Marchionne says next deal could be after he's gone
MILAN (Bloomberg) -- Fiat Chrysler Automobiles CEO Sergio Marchionne, the mastermind of the merger that created the world’s seventh-largest carmaker, says another transformational deal probably won’t happen under his watch.
After publicly campaigning for a merger with General Motors Co. for most of last year, Marchionne has changed his tune as he prepares to retire at the end of 2018. Rather than pushing for another combination, the 63-year-old executive plans to focus on making Fiat Chrysler more competitive and achieve his ambitious targets, including increasing deliveries by about 50 percent in three years.
Following proposals from “non-ideal” partners, “we went back to concentrate on the 2018 plan which would boost Fiat Chrysler’s value and its position in a deal,” Marchionne said today after completing the spinoff of supercar maker Ferrari. “The difference is that it won’t be me to do it. It will be someone else’s duty.”
Without a suitable partner like GM on the horizon, Marchionne will now have to shift from dealmaker to car guy. The executive, a novice to the auto industry before taking charge of Fiat, has used his negotiating skills to transform the Italian automaker, which was at the brink of collapse when he took the helm in 2004.
In 2005, the former chief of Swiss testing company SGS SA secured a lifeline by strong-arming $2 billion out of GM. Then, in the midst of the financial crisis, he made a deal to salvage Chrysler from bankruptcy, giving both carmakers more strategic options. The spinoff of Ferrari was his latest coup, raising about 4 billion euros ($4.4 billion) for Fiat Chrysler and increasing the companies’ combined value, including the former supercar unit, to double what it was prior to the announcement in October 2014.
Marchionne now intends to focus on a 48 billion-euro ($52 billion) expansion plan through 2018. Slowing demand in China and a drop in Brazil’s car market has prompted cutbacks. New models for the Alfa Romeo and Maserati brands, which were meant to anchor a push into upscale cars, have been delayed as the spending emphasis shifts to fast-growing Jeep.
The Italian-Canadian executive, known for eschewing business suits for casual sweaters, has so far stuck to his 2018 targets, including boosting sales to 7 million vehicles by 2018. That’s almost 2 million more than market researcher IHS Automotive estimates for Fiat Chrysler deliveries. He said today that the company doesn’t need a partner to meet its goals.
Deals that were on the table provided only a “marginal” solution, Marchionne said, without identifying the potential partners. “We are not the only dummies in town. As long as there is a better alternative out there, we need to hold on and execute the plan to put ourselves in a better position to discuss it with the other party at the relevant time.”

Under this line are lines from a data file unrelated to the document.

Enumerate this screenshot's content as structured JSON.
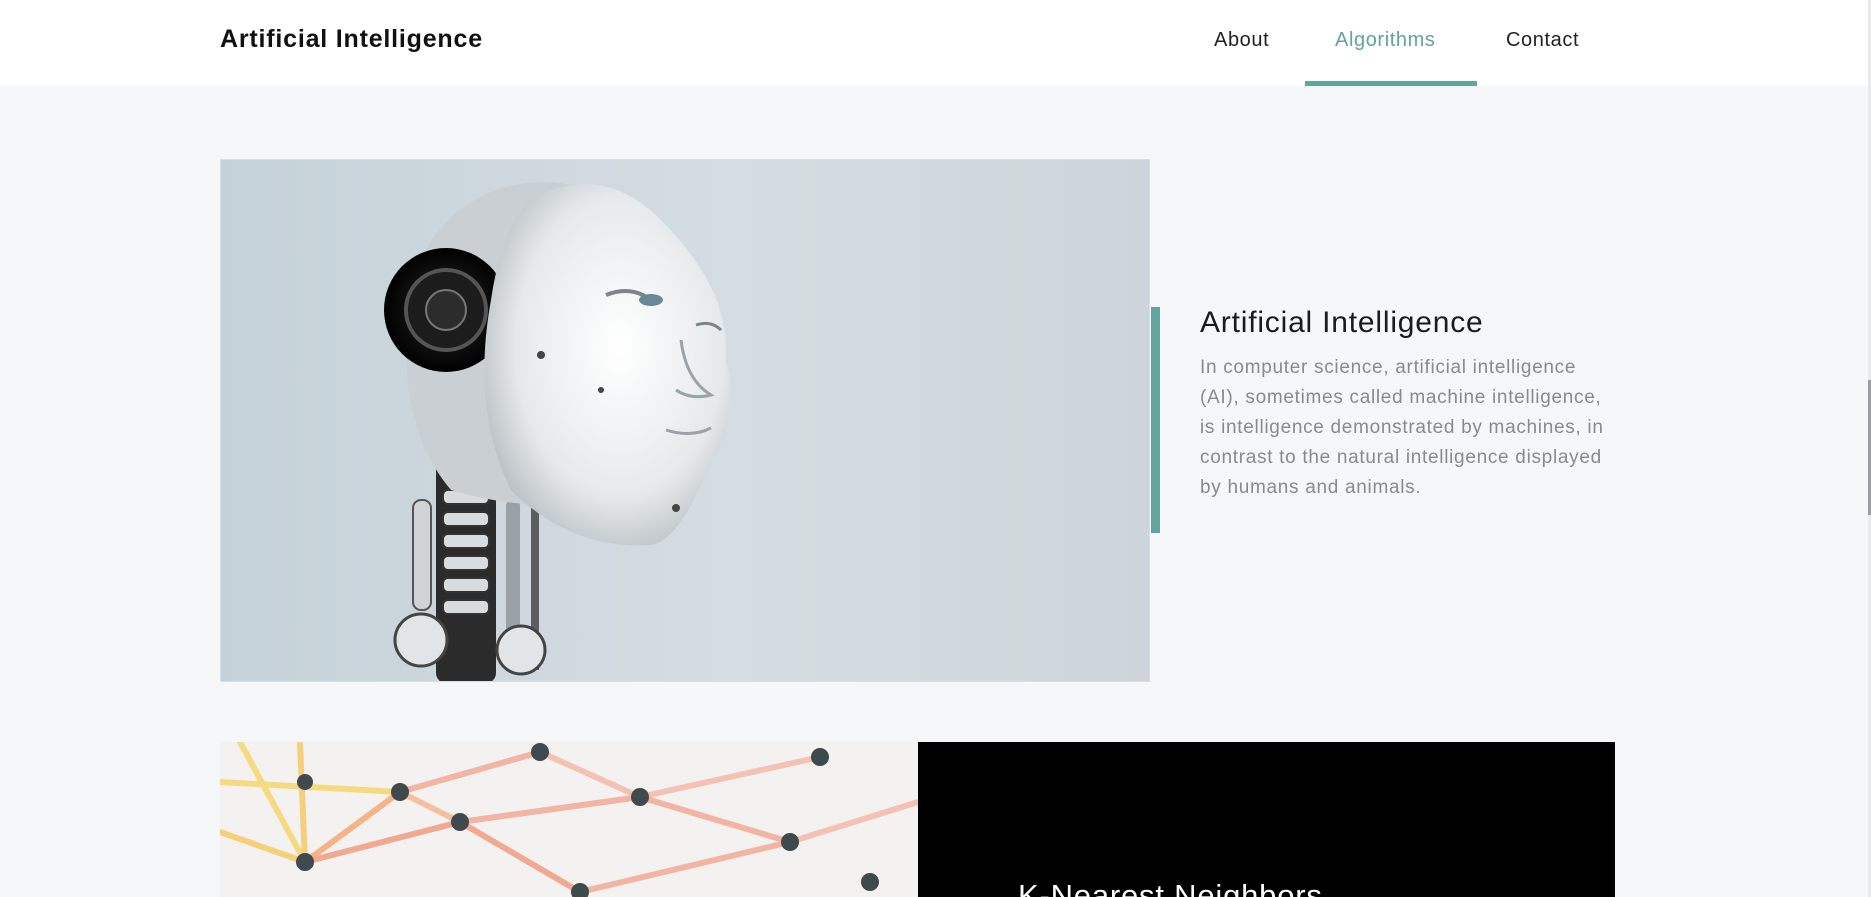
{
  "navbar": {
    "brand": "Artificial Intelligence",
    "links": [
      {
        "label": "About"
      },
      {
        "label": "Algorithms",
        "active": true
      },
      {
        "label": "Contact"
      }
    ]
  },
  "colors": {
    "accent": "#63a49c",
    "background": "#f6f7f8",
    "panel": "#000000"
  },
  "sections": [
    {
      "title": "Artificial Intelligence",
      "text": "In computer science, artificial intelligence (AI), sometimes called machine intelligence, is intelligence demonstrated by machines, in contrast to the natural intelligence displayed by humans and animals.",
      "image": "robot-head-photo"
    },
    {
      "title": "K-Nearest Neighbors",
      "image": "network-graph-photo"
    }
  ]
}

Marchionne has been crusading for combinations for more than a year, highlighted by his April presentation called “Confessions of a Capital Junkie.” He argues that the auto industry wastes money by developing multiple versions of the same technology, such as emission and safety controls, and that combining would spread those costs across more vehicles.
His reasoning has been ignored, especially by his preferred partner. In June, GM CEO Mary Barra said the carmaker’s board vetted and rejected his proposal. That didn’t stop him from applying pressure by saying in August that a combination with GM could generate $30 billion a year in cash. But the chase for GM appears over for now.
“I met Mary Barra less than a month ago in Washington,” Marchionne said. “I don’t think I will have another coffee with her. It won’t happen again in the future.”